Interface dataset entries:
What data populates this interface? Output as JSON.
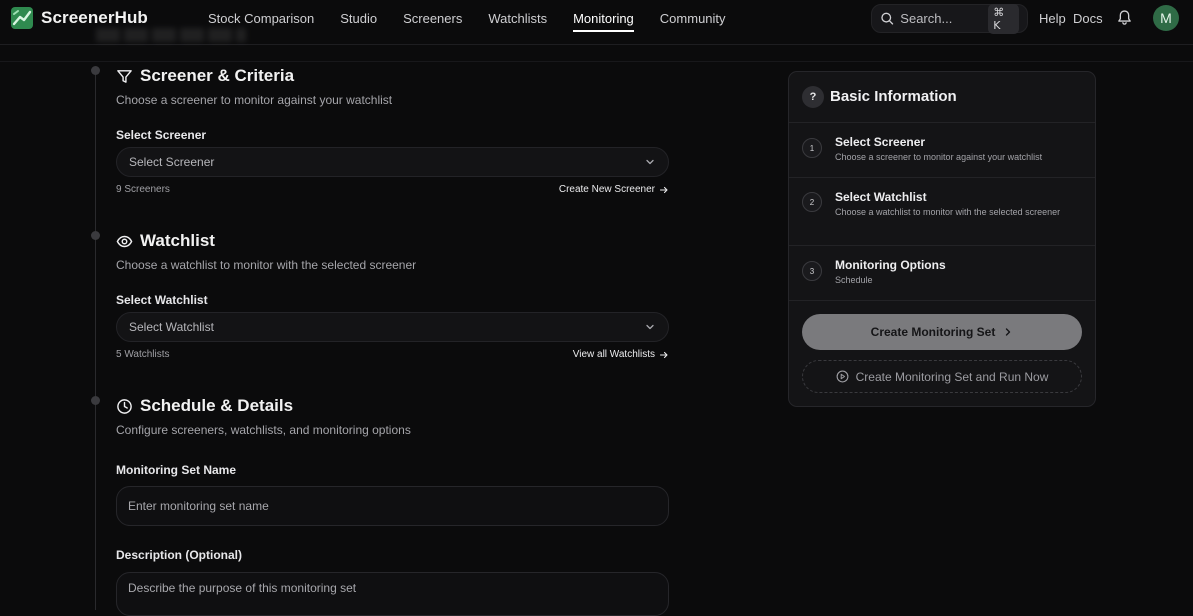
{
  "brand": {
    "name": "ScreenerHub",
    "logo_icon": "screenerhub-logo-icon",
    "accent": "#3a9a5c"
  },
  "nav": {
    "items": [
      {
        "label": "Stock Comparison",
        "active": false
      },
      {
        "label": "Studio",
        "active": false
      },
      {
        "label": "Screeners",
        "active": false
      },
      {
        "label": "Watchlists",
        "active": false
      },
      {
        "label": "Monitoring",
        "active": true
      },
      {
        "label": "Community",
        "active": false
      }
    ]
  },
  "search": {
    "placeholder": "Search...",
    "shortcut": "⌘ K",
    "icon": "search-icon"
  },
  "header_links": {
    "help": "Help",
    "docs": "Docs"
  },
  "notifications": {
    "icon": "bell-icon"
  },
  "user": {
    "avatar_initial": "M",
    "avatar_color": "#2f6b46"
  },
  "sections": {
    "screener": {
      "icon": "filter-icon",
      "title": "Screener & Criteria",
      "description": "Choose a screener to monitor against your watchlist",
      "label": "Select Screener",
      "select_value": "Select Screener",
      "count": "9 Screeners",
      "link": "Create New Screener"
    },
    "watchlist": {
      "icon": "eye-icon",
      "title": "Watchlist",
      "description": "Choose a watchlist to monitor with the selected screener",
      "label": "Select Watchlist",
      "select_value": "Select Watchlist",
      "count": "5 Watchlists",
      "link": "View all Watchlists"
    },
    "schedule": {
      "icon": "clock-icon",
      "title": "Schedule & Details",
      "description": "Configure screeners, watchlists, and monitoring options",
      "name_label": "Monitoring Set Name",
      "name_placeholder": "Enter monitoring set name",
      "desc_label": "Description (Optional)",
      "desc_placeholder": "Describe the purpose of this monitoring set"
    }
  },
  "panel": {
    "badge": "?",
    "title": "Basic Information",
    "steps": [
      {
        "num": "1",
        "title": "Select Screener",
        "desc": "Choose a screener to monitor against your watchlist"
      },
      {
        "num": "2",
        "title": "Select Watchlist",
        "desc": "Choose a watchlist to monitor with the selected screener"
      },
      {
        "num": "3",
        "title": "Monitoring Options",
        "desc": "Schedule"
      }
    ],
    "primary_button": "Create Monitoring Set",
    "secondary_button": "Create Monitoring Set and Run Now"
  }
}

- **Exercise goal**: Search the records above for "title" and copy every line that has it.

- **Written reply**:
      "title": "Screener & Criteria",
      "title": "Watchlist",
      "title": "Schedule & Details",
    "title": "Basic Information",
        "title": "Select Screener",
        "title": "Select Watchlist",
        "title": "Monitoring Options",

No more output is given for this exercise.